    We have seen that air is the mixture of various gases like nitrogen, oxygen, water vapor and other gases that don’t react chemically, but exists physically distinct, hence Dalton’s law of partial pressure is applicable to it. If we consider the air made up of dry air (without considering individual constituents of air) and water vapor, the total atmospheric pressure or the barometric pressure exerted by the air is sum of the partial pressure of the dry air and partial pressure of the water vapor.

    Let us suppose that the total barometric pressure exerted by air is P, and the partial pressures exerted by the dry air and water vapor are Pd and Pv respectively, then:

    P = Pd + Pv

    Since the percentage of dry air is higher in this mixture, it is quite obvious that the partial pressure exerted by the dry air is much higher than that exerted by the water vapor.
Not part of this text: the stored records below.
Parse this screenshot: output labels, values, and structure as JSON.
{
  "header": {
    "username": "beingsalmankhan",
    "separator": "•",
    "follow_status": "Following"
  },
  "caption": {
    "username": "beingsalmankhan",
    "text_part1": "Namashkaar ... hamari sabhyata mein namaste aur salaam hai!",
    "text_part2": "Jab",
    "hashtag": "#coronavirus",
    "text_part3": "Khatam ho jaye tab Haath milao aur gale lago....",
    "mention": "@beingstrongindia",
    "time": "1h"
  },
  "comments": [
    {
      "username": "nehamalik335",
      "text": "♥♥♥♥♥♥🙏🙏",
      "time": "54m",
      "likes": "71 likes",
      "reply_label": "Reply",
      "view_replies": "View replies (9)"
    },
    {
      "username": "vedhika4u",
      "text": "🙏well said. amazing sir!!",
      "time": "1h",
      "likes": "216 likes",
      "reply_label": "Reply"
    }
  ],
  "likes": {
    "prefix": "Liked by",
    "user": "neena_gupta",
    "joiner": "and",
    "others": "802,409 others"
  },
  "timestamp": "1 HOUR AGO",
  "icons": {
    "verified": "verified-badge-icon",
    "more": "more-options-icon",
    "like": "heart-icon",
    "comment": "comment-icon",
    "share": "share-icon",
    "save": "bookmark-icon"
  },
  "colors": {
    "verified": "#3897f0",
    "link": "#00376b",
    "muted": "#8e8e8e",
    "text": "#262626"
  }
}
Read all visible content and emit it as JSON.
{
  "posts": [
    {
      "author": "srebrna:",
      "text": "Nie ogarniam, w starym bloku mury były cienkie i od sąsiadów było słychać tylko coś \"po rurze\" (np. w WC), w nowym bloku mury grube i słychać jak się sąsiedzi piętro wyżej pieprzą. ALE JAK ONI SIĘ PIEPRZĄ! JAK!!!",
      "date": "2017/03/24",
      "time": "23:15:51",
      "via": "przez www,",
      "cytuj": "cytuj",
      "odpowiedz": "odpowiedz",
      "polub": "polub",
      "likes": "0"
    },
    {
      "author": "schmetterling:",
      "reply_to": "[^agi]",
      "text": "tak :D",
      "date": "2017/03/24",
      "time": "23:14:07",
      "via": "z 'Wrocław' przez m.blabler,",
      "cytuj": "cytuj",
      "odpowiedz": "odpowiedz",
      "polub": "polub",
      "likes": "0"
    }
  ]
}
However, during the cooling or heating of the air, the dry air does not undergoes any change in phase, but the water vapor condenses on cooling and gets superheated on heating. The major changes that occur in the air during air conditioning process of heating or cooling the air occurs within the water vapor. Hence, though the quantity of water vapor in the air is very small (much lesser than 1%) compared to the others gases, it plays the major role in the psychrometric properties of the air. In fact most of the psychrometric studies are revolved around the water vapor present in air.

Psychrometric Properties of Air

Psychrometry is the science of air. This is series of articles that involves study of psychrometric properties of air like: dry bulb temperature, wet bulb temperature, relative humidity, dew point temperature, sensible heat of the air, latent heat of the air, Dalton's law of partial pressure etc.
  1. What is Psychrometry? Composition of Air
  2. Dalton’s Law of Partial Pressure Applied to Air
  3. Psychrometric Properties of Air: Saturated Air, Relative Humidity of Air etc
  4. Psychrometric Properties: Dry Bulb Temperature, Wet Bulb Temperature, Dew Point Temperature
  5. Sensible and Latent Heat of Air